Having a learned a great deal more about shading since I wrote this post, the contents are now out of date. Please disregard them.
I came to a few realizations as of recently, that will affect the lighting direction I will pursue for my project.
After much debate on the merits of different approaches, I have decided to go with a more traditional form of deferred shading, using a g-buffer setup similar the one Starcraft 2 is using. So it will look something like this:
- (RGB) Light Accumulation, (A) unused
- (RGB) Normals, (A) Depth
- (RGB) Albedo, (A) unused
- (RGB) Specular Color, (A) Specular Power
This decision was motivated by the need for color accuracy, and compatibility across multiple PC configurations. Color accuracy requires that I have linear blending for lights, particle effects, etc. Unfortunately, sRGB blending behavior is inconsistent between DX9 & DX10 hardware, so I can't rely on it. So I am forced to do it myself using higher-precision fp16 targets to store linear colors.

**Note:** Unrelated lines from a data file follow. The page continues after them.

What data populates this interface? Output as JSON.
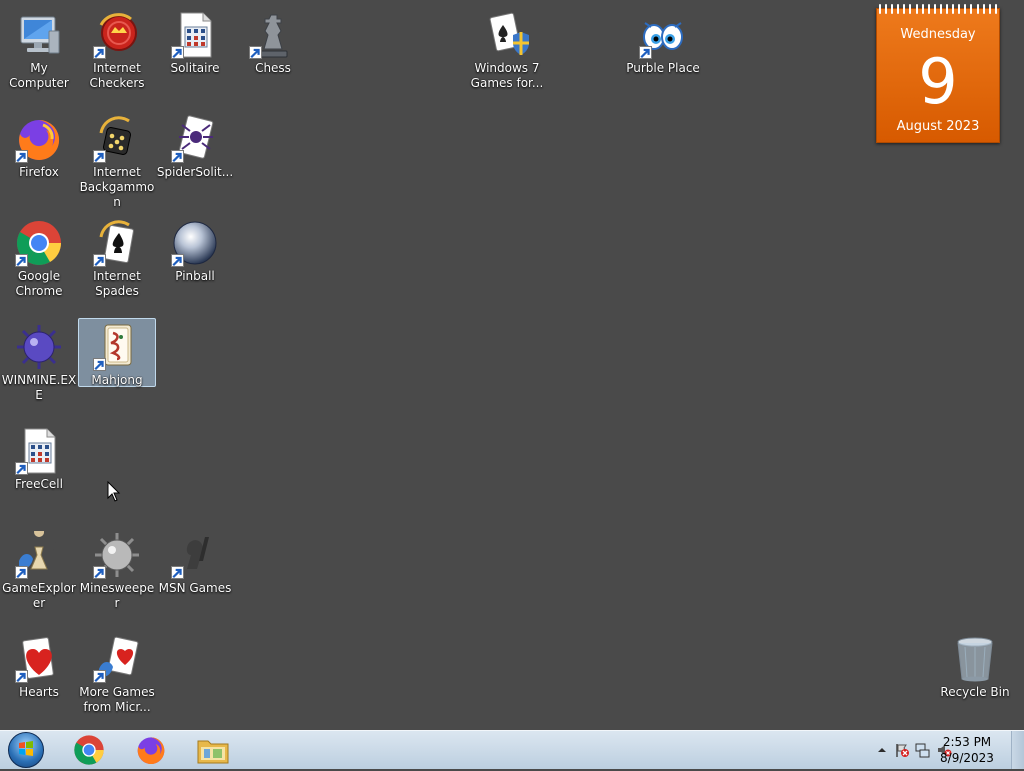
{
  "desktop": {
    "icons": [
      {
        "label": "My Computer",
        "icon": "computer-icon"
      },
      {
        "label": "Internet Checkers",
        "icon": "checkers-icon"
      },
      {
        "label": "Solitaire",
        "icon": "solitaire-icon"
      },
      {
        "label": "Chess",
        "icon": "chess-icon"
      },
      {
        "label": "Windows 7 Games for...",
        "icon": "windows7-games-icon"
      },
      {
        "label": "Purble Place",
        "icon": "purble-place-icon"
      },
      {
        "label": "Firefox",
        "icon": "firefox-icon"
      },
      {
        "label": "Internet Backgammon",
        "icon": "backgammon-icon"
      },
      {
        "label": "SpiderSolit...",
        "icon": "spider-solitaire-icon"
      },
      {
        "label": "Google Chrome",
        "icon": "chrome-icon"
      },
      {
        "label": "Internet Spades",
        "icon": "spades-icon"
      },
      {
        "label": "Pinball",
        "icon": "pinball-icon"
      },
      {
        "label": "WINMINE.EXE",
        "icon": "mine-icon"
      },
      {
        "label": "Mahjong",
        "icon": "mahjong-icon"
      },
      {
        "label": "FreeCell",
        "icon": "freecell-icon"
      },
      {
        "label": "GameExplorer",
        "icon": "game-explorer-icon"
      },
      {
        "label": "Minesweeper",
        "icon": "minesweeper-icon"
      },
      {
        "label": "MSN Games",
        "icon": "msn-games-icon"
      },
      {
        "label": "Hearts",
        "icon": "hearts-icon"
      },
      {
        "label": "More Games from Micr...",
        "icon": "more-games-icon"
      },
      {
        "label": "Recycle Bin",
        "icon": "recycle-bin-icon"
      }
    ],
    "selected": "Mahjong"
  },
  "calendar": {
    "weekday": "Wednesday",
    "day": "9",
    "month_year": "August 2023",
    "color": "#e06a0c"
  },
  "taskbar": {
    "start": "start-orb-icon",
    "pinned": [
      "chrome-icon",
      "firefox-icon",
      "file-explorer-icon"
    ],
    "tray_icons": [
      "show-hidden-icons-icon",
      "action-center-flag-icon",
      "network-icon",
      "volume-muted-icon"
    ],
    "clock": {
      "time": "2:53 PM",
      "date": "8/9/2023"
    }
  },
  "colors": {
    "desktop": "#4a4a4a",
    "taskbar": "#c8d8e8"
  }
}
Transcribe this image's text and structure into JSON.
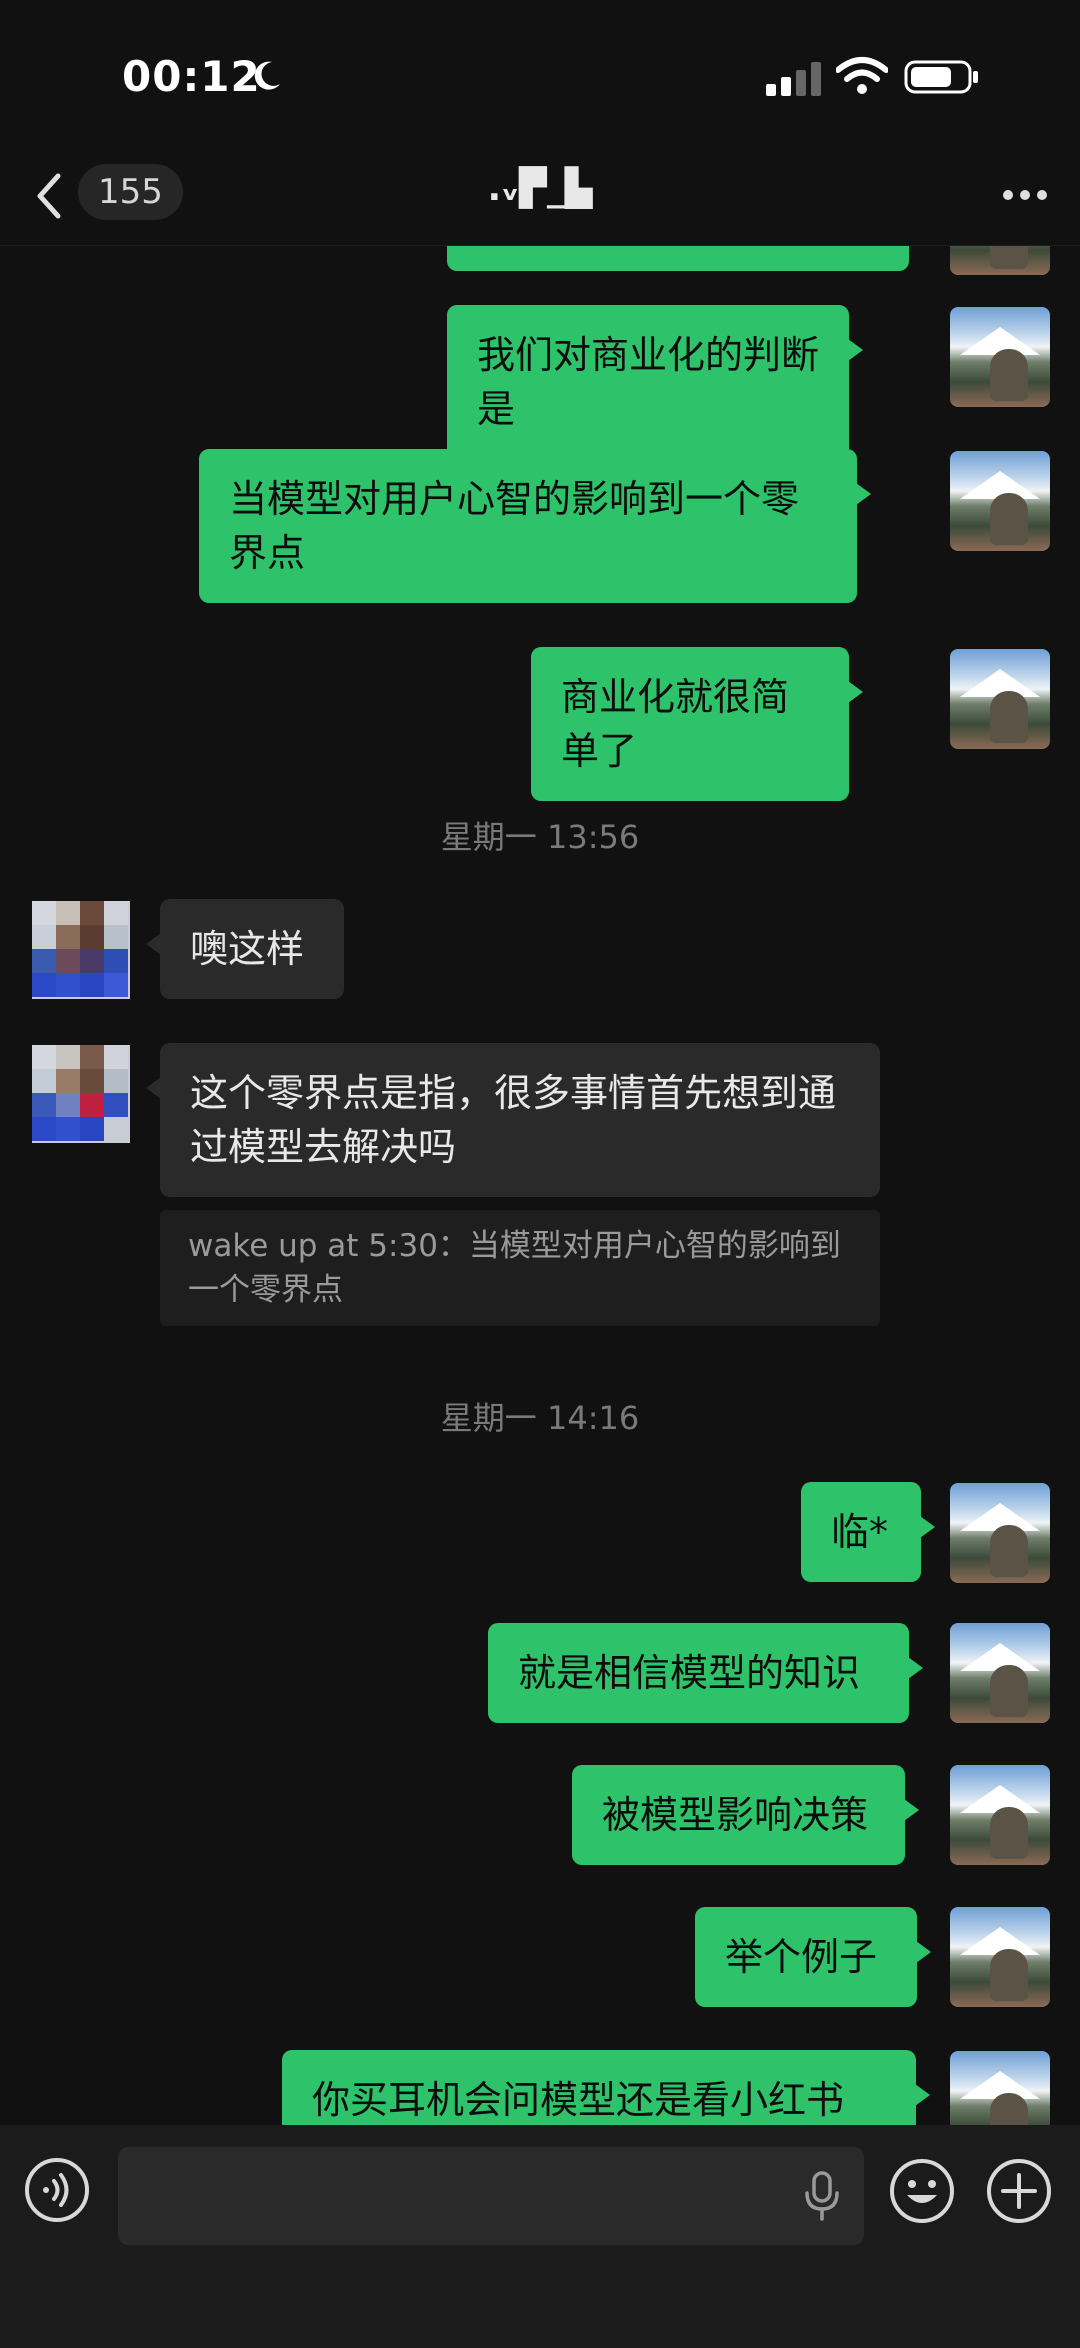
{
  "status_bar": {
    "time": "00:12"
  },
  "nav": {
    "unread_count": "155",
    "title": ".ᵥ▛_▙"
  },
  "messages": {
    "m0": "",
    "m1": "我们对商业化的判断是",
    "m2": "当模型对用户心智的影响到一个零界点",
    "m3": "商业化就很简单了",
    "ts1": "星期一 13:56",
    "m4": "噢这样",
    "m5": "这个零界点是指，很多事情首先想到通过模型去解决吗",
    "m5_quote": "wake up at 5:30：当模型对用户心智的影响到一个零界点",
    "ts2": "星期一 14:16",
    "m6": "临*",
    "m7": "就是相信模型的知识",
    "m8": "被模型影响决策",
    "m9": "举个例子",
    "m10": "你买耳机会问模型还是看小红书"
  },
  "input": {
    "placeholder": ""
  },
  "colors": {
    "outgoing_bubble": "#2ec26a",
    "incoming_bubble": "#2a2a2a",
    "background": "#111111"
  },
  "icons": [
    "moon-icon",
    "signal-icon",
    "wifi-icon",
    "battery-icon",
    "back-chevron-icon",
    "more-icon",
    "voice-icon",
    "mic-icon",
    "emoji-icon",
    "plus-icon"
  ]
}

After having downloaded and played the demo of Brutal Legend, I was able to learn a lot more about their lighting scheme.
I had mistakenly believed that they were using the sky gradient maps to provide ambient lighting as well as reflections. As it turned out, they are using a form of rimlighting instead.
It was only recently that I began to see just how powerful a tool rimlighting can be. Originally, I thought it was only good for cartoony graphics, ala Super Mario Galaxy. However, I have observed that it is being used extensively in games like Final Fantasy 13, and Soul Calibur IV.
I will have to explore the possibilities offered by rim-lighting, since my initial observations have shown that it can be used to make a variety of material effects.
Their technique is called "Radially Symmetric Reflection Maps". I discovered that my earlier observations weren't entirely correct, as I saw it on normal-mapped surfaces in the demo. Apparently it only looked bad in my case because my test surface was completely flat, and pointing straight up. Also, the fact that the look-up texture will only be used for reflections means that I can just use the trick where I draw a dark line across the bottom to provide a "horizon" in the reflection.
So, that's where things are right now. I'm still trying to figure out a scheme for how to port my existing code-base to using GLSL shaders. Chances are good that I will use a fair number of macros and type-definitions to reuse my Cg shader code as best I can. My demo code is not about specific APIs, so I am trying to abstract things in a way that will hide the underlying details, whether they be DX9, DX10, or OpenGL.